Decline of the League

After the election of 1868, the league was not active except in the larger towns. During 1869, many of the councils were transformed into clubs which took no active part in political contests. The Ku Klux Klan undoubtedly was the principal cause of the decline of the league. In the election of 1870, the Radical leaders missed the solid support furnished by the league in previous elections, and sent out urgent appeals from headquarters in New York for its reestablishment to assist in carrying the national election. No definite date for the final disappearance of local leagues from the State can be fixed.

SOURCE

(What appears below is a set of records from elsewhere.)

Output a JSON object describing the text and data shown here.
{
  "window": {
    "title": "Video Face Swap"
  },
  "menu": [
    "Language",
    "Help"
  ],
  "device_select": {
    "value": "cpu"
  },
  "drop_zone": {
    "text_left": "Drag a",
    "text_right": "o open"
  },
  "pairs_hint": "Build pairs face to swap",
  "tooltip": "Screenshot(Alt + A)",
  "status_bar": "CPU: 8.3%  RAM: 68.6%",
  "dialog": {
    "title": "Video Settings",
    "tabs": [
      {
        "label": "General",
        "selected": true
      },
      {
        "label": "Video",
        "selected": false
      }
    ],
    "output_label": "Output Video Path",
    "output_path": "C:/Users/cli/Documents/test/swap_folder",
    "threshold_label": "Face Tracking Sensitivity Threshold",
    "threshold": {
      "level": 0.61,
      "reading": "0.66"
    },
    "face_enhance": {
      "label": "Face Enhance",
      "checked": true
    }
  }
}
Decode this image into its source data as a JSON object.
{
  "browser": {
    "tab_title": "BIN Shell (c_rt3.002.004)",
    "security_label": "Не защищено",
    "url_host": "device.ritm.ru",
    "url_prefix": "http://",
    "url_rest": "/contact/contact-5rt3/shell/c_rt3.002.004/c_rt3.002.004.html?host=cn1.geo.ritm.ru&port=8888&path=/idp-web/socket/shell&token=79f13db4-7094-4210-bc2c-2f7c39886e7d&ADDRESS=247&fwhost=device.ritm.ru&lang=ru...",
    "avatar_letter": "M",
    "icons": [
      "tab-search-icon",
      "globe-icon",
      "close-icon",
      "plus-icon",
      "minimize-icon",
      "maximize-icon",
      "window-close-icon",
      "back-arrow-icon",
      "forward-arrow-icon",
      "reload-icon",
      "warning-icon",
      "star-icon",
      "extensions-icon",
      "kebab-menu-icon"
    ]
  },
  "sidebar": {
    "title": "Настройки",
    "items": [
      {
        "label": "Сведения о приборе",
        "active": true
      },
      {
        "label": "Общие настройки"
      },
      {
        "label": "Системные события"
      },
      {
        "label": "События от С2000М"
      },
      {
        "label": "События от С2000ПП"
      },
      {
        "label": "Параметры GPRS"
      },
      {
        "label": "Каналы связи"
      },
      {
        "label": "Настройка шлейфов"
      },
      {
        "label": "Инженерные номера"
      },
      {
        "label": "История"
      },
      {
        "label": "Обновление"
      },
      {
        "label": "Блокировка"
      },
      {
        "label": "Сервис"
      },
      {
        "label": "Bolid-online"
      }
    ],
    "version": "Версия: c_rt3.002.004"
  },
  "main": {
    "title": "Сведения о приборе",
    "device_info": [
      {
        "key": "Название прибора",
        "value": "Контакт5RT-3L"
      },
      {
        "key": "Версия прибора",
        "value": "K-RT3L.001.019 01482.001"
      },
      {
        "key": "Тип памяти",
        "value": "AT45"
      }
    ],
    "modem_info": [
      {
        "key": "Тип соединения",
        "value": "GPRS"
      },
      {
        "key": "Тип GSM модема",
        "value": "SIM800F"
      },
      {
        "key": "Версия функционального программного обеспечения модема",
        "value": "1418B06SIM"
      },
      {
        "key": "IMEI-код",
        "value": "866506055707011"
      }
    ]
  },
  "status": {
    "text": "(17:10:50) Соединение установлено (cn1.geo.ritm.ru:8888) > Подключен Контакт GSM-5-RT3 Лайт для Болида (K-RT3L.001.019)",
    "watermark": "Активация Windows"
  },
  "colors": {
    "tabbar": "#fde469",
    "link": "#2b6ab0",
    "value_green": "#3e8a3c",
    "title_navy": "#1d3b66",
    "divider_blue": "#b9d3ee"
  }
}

History of Alabama and Dictionary of Alabama Biography, Vol II, Thomas McAdory Owen, 1921, S. J. Clarke Publishing Company.

References – Committee on affairs in the insurrectionary States, Report on Ku Klux conspiracy, Alabama testimony (H. Rept. 22, 42d Cong., 2d sess.), passim; Fleming, Civil War and Reconstruction in Alabama (1905), pp. 553-568; and Documentary history of Reconstruction (1907, vol. 2, pp. 3-29; and “Union League documents” inWest Virginia VnU versity documents relating to Reconstruction (1904); and “Formation of the Union League in Alabama,” in Gulf States Historical Magazine, Sept. 1903, pp. 74-89; Herbert, Why the Solid SouthT (1890), pp. 41-45; Damar, When the Ku Klux rode (1912), pp. 47-50; Lester and Wilson, Ku Klux Klan (Fleming ed., 1905), pp. 77-82; Miller, Alabama (1901), pp. 246-248; “Ritual of the Union League,” in Montgomery Advertiser, July 24, 1867.

ALABAMA REVOLUTIONARY WAR SOLDIERS VOLUME II

After the Revolutionary War, free bounty land was offered by the federal government to citizens and soldiers for their service. 

This book is the 2nd Volume in a series of books which includes genealogical and biographical information on some Revolutionary Soldiers who were in early Alabama and/or collected military pensions for their service. Some of their descendants still remain on the bounty land they received. The soldiers in this volume include: JACOB HOLLAND, CHARLES M. HOLLAND, THOMAS HOLLAND, COL. JOSEPH HUGHES, CHARLES HOOKS, DIXON HALL, BOLLING HALL, WALTER JACKSON, WILLIAM HEARNE, THOMAS HAMILTON, GEN. JOHN ARCHER ELMORE, REVEREND ROBERT CUNNINGHAM, JAMES COLLIER, THOMAS BRADFORD, REUBEN BLANKENSHIP, HENRY BLANKENSHIP, DANIEL BLANKENSHIP with a special story about the patriotism of CHARLES HOOKS sister…MARY HOOKS SLOCUMB



ALABAMA REVOLUTIONARY WAR SOLDIERS VOLUME II (Kindle Edition)

By (author):  CAUSEY, DONNA R
New From: $8.77 In Stock
buy now

About Donna R Causey

Donna R. Causey, resident of Alabama, was a teacher in the public school system for twenty years. When she retired, Donna found time to focus on her lifetime passion for historical writing. She developed the websites www.alabamapioneers and www.daysgoneby.me All her books can be purchased at Amazon.com and Barnes & Noble. She has authored numerous genealogy books. RIBBON OF LOVE: A Novel Of Colonial America (TAPESTRY OF LOVE) is her first novel in the Tapestry of Love about her family where she uses actual characters, facts, dates and places to create a story about life as it might have happened in colonial Virginia. Faith and Courage: Tapestry of Love (Volume 2) is the second book and the third FreeHearts: A Novel of Colonial America (Book 3 in the Tapestry of Love Series) Discordance: The Cottinghams (Volume 1) is the continuation of the story. . For a complete list of books, visit Donna R Causey

Liked it? Take a second to support Alabama Pioneers on Patreon!
Tags:

Leave a Reply

Your email address will not be published. Required fields are marked *


This site uses Akismet to reduce spam. Learn how your comment data is processed.